In the 1980s, China's art community was exposed simultaneously to the wide variety of Western art styles that had developed in the previous 40 years, including abstract expressionism, neo-realism, minimalism, conceptual art, installations and digital art. In relative freedom, artists were able to draw from these diverse styles in order to establish a personal artistic identity. Some found the international style suited their sensibilities, while others turned to a re-examination of their own traditions.

The Guilin Academy artists demonstrate strong diversity in their themes and techniques as well as in their life experiences—the oldest member of the academy is in his 90s, the youngest in his 30s. They share a common desire, though, to expand the cultural legacy that historical Guilin has bequeathed them, to explore new ways to give expression to the contemporary humanist spirit, and to do so according to each artist's unique perspective on life and art, Stubbs said.

"The academy members' artistic explorations have taken them in many different directions," Stubbs said. "While all are deeply immersed in traditional Chinese painting techniques, they have, in varying degrees, embraced elements of Chinese folk and primitive art. They have absorbed Western cultural influences as well.

"Just as each artist's unique style is the result of experiments in artistic idiom, theme and material, their art ranges from the bold to the elegant, from fanciful and fantastic to the serene and charming," she added.

Opening remarks and a lecture about the exhibition will take place on Sept. 29 from 5:30 p.m. to 6:30 p.m. in room 251 of the IU Radio and TV Building. A reception will be held at the IU Art Museum's Thomas T. Solley Atrium from 6:30 p.m. to 8:00 p.m. Eight of the 13 artists will be in attendance at both events, which are free and open to the public.

The exhibition is made possible with support from IU's New Frontiers in the Arts and Humanities Program, the IU Art Museum's Arc Fund and the Pamela Buell Endowed Fund for the Curator of Asian Art.

The museum is open Tuesday through Saturday from 10 a.m. until 5 p.m. and Sunday from noon until 5 p.m. It is closed on Mondays and major holidays.
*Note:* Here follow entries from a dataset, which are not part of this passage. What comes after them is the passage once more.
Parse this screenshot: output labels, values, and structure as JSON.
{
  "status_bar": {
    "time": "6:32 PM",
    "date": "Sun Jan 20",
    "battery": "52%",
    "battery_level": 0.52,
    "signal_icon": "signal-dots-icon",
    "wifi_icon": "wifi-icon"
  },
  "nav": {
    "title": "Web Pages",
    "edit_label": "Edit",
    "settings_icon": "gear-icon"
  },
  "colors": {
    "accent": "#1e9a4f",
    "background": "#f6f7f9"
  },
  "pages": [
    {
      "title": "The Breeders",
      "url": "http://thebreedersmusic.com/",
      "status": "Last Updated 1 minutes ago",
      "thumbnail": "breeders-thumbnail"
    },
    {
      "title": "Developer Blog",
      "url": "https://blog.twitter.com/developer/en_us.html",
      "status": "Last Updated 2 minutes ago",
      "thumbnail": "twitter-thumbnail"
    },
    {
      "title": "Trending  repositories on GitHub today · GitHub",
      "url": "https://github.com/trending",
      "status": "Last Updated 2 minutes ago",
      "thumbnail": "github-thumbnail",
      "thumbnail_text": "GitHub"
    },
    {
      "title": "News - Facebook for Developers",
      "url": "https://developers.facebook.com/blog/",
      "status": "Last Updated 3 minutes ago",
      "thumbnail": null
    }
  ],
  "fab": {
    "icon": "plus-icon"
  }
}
Admission is free and open to the public. More information on all exhibitions and programs can be found at